The Norris Rancho name is one example of the way people folded Spanish terms into life after statehood in 1850. The Spanish word "alcalde" is another. This combination of mayor and judge was applied to Alamo's Silas Stone, who was an older, highly respected man. He was sometimes called Squire or Alcalde Stone.
Mildred Hoover in "Historic Spots in California" describes Norris and his purchase:
"When Leo Norris came to the rancho in the autumn of 1850, he found a branch of the Soto family residing in an adobe house then standing about 150 yards from the site of his (eventual) residence. Apparently these were brothers of Rafaela Soto de Pacheco who planned to settle there, but they moved elsewhere when all their horses were stolen by Indians.
"Leo Norris lived at Mission San Jose from June 1847 until the early autumn of 1850 when he and his son William migrated to the San Ramon Valley. With them went their cousin, William Lynch, a native of New York, who had landed in San Francisco on June 28, 1849, from the pilot boat W. A. Hackstaff. Lynch was a journeyman carpenter and practiced his trade in San Francisco before going out to the fertile valley of San Ramon, where he aided Norris in erecting his house, the first frame dwelling in the valley.
"It was constructed from lumber hauled from the San Antonio redwoods by the long and tedious route through Mission San Jose, Sunol Valley, and Amador's (now Dublin). In spite of this roundabout journey, the house was ready for occupancy before the winter.
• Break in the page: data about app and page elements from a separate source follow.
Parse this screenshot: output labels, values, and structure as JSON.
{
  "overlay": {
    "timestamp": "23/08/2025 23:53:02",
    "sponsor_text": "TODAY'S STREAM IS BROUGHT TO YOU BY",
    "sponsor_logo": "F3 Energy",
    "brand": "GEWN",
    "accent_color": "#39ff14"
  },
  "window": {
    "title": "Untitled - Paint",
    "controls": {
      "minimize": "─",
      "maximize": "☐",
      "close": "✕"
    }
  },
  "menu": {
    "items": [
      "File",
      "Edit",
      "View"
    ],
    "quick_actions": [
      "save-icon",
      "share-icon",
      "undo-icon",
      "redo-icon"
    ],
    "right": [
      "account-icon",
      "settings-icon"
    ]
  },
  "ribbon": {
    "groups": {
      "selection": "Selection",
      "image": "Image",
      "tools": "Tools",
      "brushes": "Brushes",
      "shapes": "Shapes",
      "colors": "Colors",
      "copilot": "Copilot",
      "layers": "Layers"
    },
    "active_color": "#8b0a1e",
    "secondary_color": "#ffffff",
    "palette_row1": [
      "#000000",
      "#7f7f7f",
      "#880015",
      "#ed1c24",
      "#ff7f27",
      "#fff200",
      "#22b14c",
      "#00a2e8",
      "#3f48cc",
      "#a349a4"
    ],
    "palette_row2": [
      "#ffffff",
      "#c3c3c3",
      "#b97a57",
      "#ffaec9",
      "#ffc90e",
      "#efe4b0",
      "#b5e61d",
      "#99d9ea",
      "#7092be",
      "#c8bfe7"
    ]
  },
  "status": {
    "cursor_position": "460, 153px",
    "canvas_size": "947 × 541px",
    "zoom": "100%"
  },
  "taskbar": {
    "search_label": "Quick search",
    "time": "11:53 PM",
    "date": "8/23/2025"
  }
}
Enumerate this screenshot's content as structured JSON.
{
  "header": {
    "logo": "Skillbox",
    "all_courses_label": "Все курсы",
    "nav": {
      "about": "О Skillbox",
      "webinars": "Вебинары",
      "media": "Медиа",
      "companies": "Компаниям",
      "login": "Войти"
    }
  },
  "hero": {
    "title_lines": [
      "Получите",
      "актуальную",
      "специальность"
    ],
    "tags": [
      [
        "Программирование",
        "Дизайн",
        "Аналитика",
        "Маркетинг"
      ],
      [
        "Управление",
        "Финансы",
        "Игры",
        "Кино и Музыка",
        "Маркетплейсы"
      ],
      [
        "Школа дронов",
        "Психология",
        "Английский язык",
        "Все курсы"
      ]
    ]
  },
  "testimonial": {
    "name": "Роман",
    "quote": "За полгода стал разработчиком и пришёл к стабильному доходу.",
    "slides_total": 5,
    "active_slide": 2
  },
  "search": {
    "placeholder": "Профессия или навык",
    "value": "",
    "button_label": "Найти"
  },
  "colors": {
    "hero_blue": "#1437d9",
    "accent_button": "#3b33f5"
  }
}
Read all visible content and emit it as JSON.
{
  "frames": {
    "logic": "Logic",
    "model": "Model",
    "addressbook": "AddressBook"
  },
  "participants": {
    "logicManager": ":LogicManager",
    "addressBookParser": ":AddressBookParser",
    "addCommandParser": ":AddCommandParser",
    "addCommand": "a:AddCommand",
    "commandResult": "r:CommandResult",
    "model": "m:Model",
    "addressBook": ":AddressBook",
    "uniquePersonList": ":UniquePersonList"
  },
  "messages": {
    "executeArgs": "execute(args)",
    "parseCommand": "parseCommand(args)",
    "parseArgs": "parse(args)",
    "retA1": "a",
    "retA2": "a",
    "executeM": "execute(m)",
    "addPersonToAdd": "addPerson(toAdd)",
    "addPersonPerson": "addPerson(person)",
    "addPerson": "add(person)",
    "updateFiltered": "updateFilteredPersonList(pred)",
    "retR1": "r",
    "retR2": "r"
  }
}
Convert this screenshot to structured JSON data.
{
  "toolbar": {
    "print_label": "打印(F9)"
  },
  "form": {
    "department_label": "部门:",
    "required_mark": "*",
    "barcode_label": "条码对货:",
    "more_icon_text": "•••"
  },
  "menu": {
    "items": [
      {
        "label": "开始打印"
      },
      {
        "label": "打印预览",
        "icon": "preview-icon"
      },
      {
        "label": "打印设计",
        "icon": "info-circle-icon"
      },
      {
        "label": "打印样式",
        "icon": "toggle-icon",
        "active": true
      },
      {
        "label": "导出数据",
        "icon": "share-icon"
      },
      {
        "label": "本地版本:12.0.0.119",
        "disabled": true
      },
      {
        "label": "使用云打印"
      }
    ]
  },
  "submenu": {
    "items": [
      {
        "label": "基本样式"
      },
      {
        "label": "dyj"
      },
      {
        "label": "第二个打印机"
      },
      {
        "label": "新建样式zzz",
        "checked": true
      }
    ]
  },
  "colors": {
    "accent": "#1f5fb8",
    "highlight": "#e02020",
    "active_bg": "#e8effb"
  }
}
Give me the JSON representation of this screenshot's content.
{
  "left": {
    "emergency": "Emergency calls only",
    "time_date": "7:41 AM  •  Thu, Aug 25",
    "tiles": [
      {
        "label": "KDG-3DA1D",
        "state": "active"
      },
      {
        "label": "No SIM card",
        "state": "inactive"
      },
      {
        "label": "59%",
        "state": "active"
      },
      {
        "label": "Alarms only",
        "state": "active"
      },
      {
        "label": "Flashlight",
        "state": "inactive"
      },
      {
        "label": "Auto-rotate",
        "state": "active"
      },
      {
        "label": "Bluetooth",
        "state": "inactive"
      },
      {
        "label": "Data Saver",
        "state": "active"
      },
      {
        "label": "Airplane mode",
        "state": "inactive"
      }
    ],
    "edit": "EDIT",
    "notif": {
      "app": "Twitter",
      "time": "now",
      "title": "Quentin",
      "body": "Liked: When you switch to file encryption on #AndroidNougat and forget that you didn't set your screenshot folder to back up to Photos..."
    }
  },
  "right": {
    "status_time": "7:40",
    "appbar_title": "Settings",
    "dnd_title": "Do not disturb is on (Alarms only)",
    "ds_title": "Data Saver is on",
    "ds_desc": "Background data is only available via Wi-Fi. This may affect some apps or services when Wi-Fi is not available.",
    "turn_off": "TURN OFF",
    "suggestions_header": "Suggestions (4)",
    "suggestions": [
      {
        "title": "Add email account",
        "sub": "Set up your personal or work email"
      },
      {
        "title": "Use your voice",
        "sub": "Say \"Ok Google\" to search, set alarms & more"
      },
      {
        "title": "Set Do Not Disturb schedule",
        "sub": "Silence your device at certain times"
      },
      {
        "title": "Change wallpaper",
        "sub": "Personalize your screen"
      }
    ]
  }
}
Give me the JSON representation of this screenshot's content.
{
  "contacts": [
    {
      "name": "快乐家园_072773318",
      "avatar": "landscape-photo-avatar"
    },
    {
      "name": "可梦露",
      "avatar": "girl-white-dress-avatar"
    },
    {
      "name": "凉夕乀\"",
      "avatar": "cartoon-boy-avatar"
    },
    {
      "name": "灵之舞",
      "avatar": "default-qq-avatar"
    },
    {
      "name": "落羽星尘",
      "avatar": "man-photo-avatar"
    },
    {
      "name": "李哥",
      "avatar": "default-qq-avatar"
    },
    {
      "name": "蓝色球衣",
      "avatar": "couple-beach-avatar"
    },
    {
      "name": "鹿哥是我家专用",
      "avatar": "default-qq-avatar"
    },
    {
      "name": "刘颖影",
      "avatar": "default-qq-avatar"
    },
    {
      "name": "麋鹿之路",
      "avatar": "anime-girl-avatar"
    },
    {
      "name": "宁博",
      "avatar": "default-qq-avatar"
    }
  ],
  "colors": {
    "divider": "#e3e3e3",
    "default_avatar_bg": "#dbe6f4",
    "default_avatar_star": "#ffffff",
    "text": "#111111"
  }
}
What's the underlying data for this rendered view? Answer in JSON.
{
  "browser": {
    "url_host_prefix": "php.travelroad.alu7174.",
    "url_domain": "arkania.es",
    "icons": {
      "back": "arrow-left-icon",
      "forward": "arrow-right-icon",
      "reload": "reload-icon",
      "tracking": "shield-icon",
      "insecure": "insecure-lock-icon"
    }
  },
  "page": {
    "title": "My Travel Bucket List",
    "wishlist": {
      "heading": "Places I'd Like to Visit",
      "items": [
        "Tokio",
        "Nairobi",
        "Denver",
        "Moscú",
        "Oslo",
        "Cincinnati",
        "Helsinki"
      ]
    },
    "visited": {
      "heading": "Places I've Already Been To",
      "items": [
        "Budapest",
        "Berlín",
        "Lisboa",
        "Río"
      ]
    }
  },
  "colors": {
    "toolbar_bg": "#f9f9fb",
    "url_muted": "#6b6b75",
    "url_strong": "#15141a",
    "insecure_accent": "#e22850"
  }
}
The old Norris dwelling, which stood on Norris Canyon Road at the mouth of the canyon about half a mile west of San Ramon Valley Boulevard, was destroyed by fire in 1951."
Leo and Mary Jane Norris and family had immigrated to Alta California in 1846. That year other early San Ramon Valley residents included Joel Harlan and Minerva Fowler (who later married Joel) and Mary Ann and John M. Jones of Alamo. The Harlan and Glass families bought land from Norris in 1852 and 1859 while later immigrant Christian Wiedemann may have purchased property in the 1860s.
Life in San Ramon during the 1850s was rugged with travel and work done on horseback. Elk and antelope were abundant, and grizzly bears were always around. James Smith recalled William Norris as one of the best horsemen he had ever seen with an elegance of style and a lasso expertise which few could rival. Norris probably learned his skills from Mexicans in the area since he evidently used a riata (leather woven rope). Smith said: "I have seen many who were expert with the riata doing fancy roping, but William Norris was the most expert in a corral, roping the feet to cast the animal for branding, that I ever saw."
Leo Norris recalled later that they arrived two weeks before Christmas of 1850, a few months after California statehood. At first, life on their ranch was similar to Mexican rancho life with a reliance on cattle grazing, they later added hay and grain cultivation.
When American courts verified land ownership beginning in the 1850s, the Norris ranch included 4,451 acres (one square league) and Amador's San Ramon Rancho included 16,517 acres (four square leagues). A map which accompanied the court judgment in 1862 shows the Norris Rancho in the northwest corner.
Sources: Mildred Hoover, "Historic Spots in California"; James Smith, "Recollections" ed. G.B. Drummond; Warren Beck, "Historical Atlas of California."
Beverly Lane, a longtime Danville resident, is curator of the Museum of the San Ramon Valley and co-author of "San Ramon Valley: Alamo, Danville, and San Ramon."